Covid cases have jumped up yet again in all four UK nations.
With mass events such as Glastonbury still going ahead and more transmissible variants circulating, fear over high infection rates is rising once again.
According to the Office for National Statistics’ latest estimates, around 1.7 million people had Covid last week. This is a 23% jump from the 1.4 million cases the week before – a particularly surprising stat, considering rates usually decrease in the summer months as people spend more time outdoors.
So just how worried should we be?
What’s behind the current Covid wave?
They are both more infectious than the previous Omicron variant, and their prevalence shows how Covid is still adapting and evolving.
Immunologist at Founding Scientist at Cignpost Diagnostics, Denis Kinane, told HuffPost UK: “The two strains have been shown to overcome immunity developed for other strains of the virus as evidenced by the rising numbers of reinfections.”
Crucially, he pointed out that the transmission of BA.4 and BA.5 was likely aided by socialising during the Platinum Jubilee bank holiday.
Mass events will cause a spike
We knew this – increased socialising in confined spaces without face masks has been known as a root cause of Covid infection rates since the first lockdown began.
“Mass events are highly likely to fuel an increase in the spread of Covid, driven by social mixing, coupled with waning levels of immunity,” Professor Kinane said.
He warned Glastonbury will not be any different.
The UK’s largest festival has around 200,000 attendees, meaning it is likely to trigger “reinfections and first-time infections”.
However, the expert pointed out: “Without free tests, people are less likely to be diagnosed.”
This makes it harder to track infection levels, and understand the spread of the virus around the country.
But there is an important caveat – vaccines
Our World in Data claims 74.5% of the UK population have received at least one dose of the Covid vaccine.
While this does not mean transmission rates will necessarily slow, it should prevent most people from developing severe infections and reduce hospitalisations.
As Professor Kinane added: “The wide uptake of the booster vaccination programme and discussions around the offer of a further jab in the Autumn should put the country in a better place than in the past two years.”
It should be noted that the number of hospital patients in England with Covid has started to increase again recently.
The European Centre for Disease Prevention and Control predicted the current wave back in May.
The experts explained: “Based on the limited data currently available, no significant increase in infection severity compared to the circulating lineages BA.1 and BA.2 is expected.
“However, as in previous waves, if Covid case numbers increase substantially, some level of increased hospital and ICU admissions is likely to follow.”

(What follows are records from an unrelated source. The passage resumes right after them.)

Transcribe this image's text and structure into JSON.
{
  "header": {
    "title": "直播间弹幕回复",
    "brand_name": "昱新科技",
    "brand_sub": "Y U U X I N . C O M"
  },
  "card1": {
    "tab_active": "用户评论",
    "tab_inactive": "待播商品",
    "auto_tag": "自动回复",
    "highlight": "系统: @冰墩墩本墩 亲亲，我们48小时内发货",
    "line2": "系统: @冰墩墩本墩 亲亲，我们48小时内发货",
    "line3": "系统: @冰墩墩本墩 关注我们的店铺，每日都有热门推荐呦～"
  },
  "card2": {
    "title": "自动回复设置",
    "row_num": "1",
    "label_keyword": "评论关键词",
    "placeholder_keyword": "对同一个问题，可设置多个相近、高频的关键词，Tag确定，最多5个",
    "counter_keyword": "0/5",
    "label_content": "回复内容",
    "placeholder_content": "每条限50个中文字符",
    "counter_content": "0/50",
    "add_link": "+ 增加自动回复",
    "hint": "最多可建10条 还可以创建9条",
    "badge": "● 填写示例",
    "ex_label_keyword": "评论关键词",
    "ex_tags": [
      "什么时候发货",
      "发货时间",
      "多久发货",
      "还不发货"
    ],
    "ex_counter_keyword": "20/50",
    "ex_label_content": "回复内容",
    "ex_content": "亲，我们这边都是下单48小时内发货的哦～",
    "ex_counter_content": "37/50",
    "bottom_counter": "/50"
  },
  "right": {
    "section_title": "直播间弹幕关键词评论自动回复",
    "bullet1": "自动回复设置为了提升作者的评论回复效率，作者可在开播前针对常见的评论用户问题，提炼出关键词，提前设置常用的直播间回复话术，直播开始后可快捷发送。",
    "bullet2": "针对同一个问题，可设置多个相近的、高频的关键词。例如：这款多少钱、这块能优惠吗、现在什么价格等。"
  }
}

“We are seeing Covid cases across the UK rising very fast,” Professor Tim Spector, lead scientist on the Zoe Health Study, agreed in his latest video.

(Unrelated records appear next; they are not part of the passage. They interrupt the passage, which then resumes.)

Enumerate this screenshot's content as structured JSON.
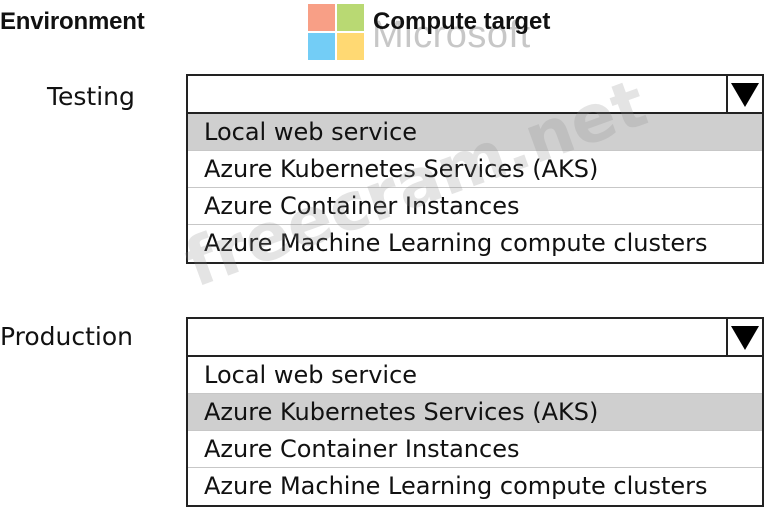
{
  "headers": {
    "environment": "Environment",
    "compute_target": "Compute target"
  },
  "branding": {
    "logo_name": "microsoft-logo-icon",
    "logo_text": "Microsoft",
    "logo_colors": [
      "#f25022",
      "#7fba00",
      "#00a4ef",
      "#ffb900"
    ]
  },
  "watermark": {
    "text": "freecram.net"
  },
  "rows": [
    {
      "label": "Testing",
      "selected_value": "",
      "selected_index": 0,
      "options": [
        "Local web service",
        "Azure Kubernetes Services (AKS)",
        "Azure Container Instances",
        "Azure Machine Learning compute clusters"
      ]
    },
    {
      "label": "Production",
      "selected_value": "",
      "selected_index": 1,
      "options": [
        "Local web service",
        "Azure Kubernetes Services (AKS)",
        "Azure Container Instances",
        "Azure Machine Learning compute clusters"
      ]
    }
  ],
  "colors": {
    "highlight": "#cfcfcf",
    "border": "#222222"
  }
}
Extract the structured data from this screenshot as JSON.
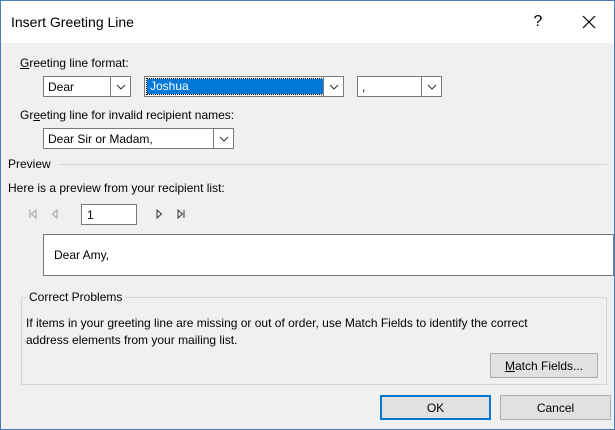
{
  "dialog": {
    "title": "Insert Greeting Line",
    "help_label": "?",
    "close_label": "✕"
  },
  "greeting_format": {
    "label_prefix": "G",
    "label_rest": "reeting line format:",
    "salutation": "Dear",
    "name_format": "Joshua",
    "punctuation": ","
  },
  "invalid_names": {
    "label_a": "Gr",
    "label_u": "e",
    "label_b": "eting line for invalid recipient names:",
    "value": "Dear Sir or Madam,"
  },
  "preview": {
    "section_label": "Preview",
    "description": "Here is a preview from your recipient list:",
    "record_number": "1",
    "preview_text": "Dear Amy,"
  },
  "correct_problems": {
    "group_label": "Correct Problems",
    "description_line1": "If items in your greeting line are missing or out of order, use Match Fields to identify the correct",
    "description_line2": "address elements from your mailing list.",
    "match_fields_u": "M",
    "match_fields_rest": "atch Fields..."
  },
  "footer": {
    "ok_label": "OK",
    "cancel_label": "Cancel"
  },
  "colors": {
    "accent": "#0078d7",
    "dialog_bg": "#f0f0f0",
    "window_border": "#4a7ab8"
  }
}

“This means around 1 in 27 people out there currently have Covid which is the highest we’ve seen for a very long time and the number goes even higher if you’re living in Scotland, where it’s 1 in 18 people.”
He added: “We are seeing hospitalisation going up for the first time in a long time.” However, he stressed that so far there has been no increase in deaths, which are “still pretty low for this time of year” – and down week on week.
What about the future?
Professor Kinane said it is “inevitable that new strains will emerge” which could be more resistant to current vaccines.
He added: “I am most concerned that with one in 50 of the population currently infected with the virus, an Autumn surge in case numbers, as happened in each of the past two years.”
He urged immuno-compromised people to also take particular care during periods of increased infections and try to reduce their social contact.
But, Britain is more prepared than in the past.
“The UK’s population is also better equipped immunologically to counter Covid and it is crucial that if a further vaccination dose is offered, take-up should be swift and across the board as seen during the booster programme at the end of 2021.”
He also pointed out that the UK needs a “baseline level of surveillance” to track Covid’s behaviour and track new variants, although without free testing and a reduction in border control measures, this is significantly harder.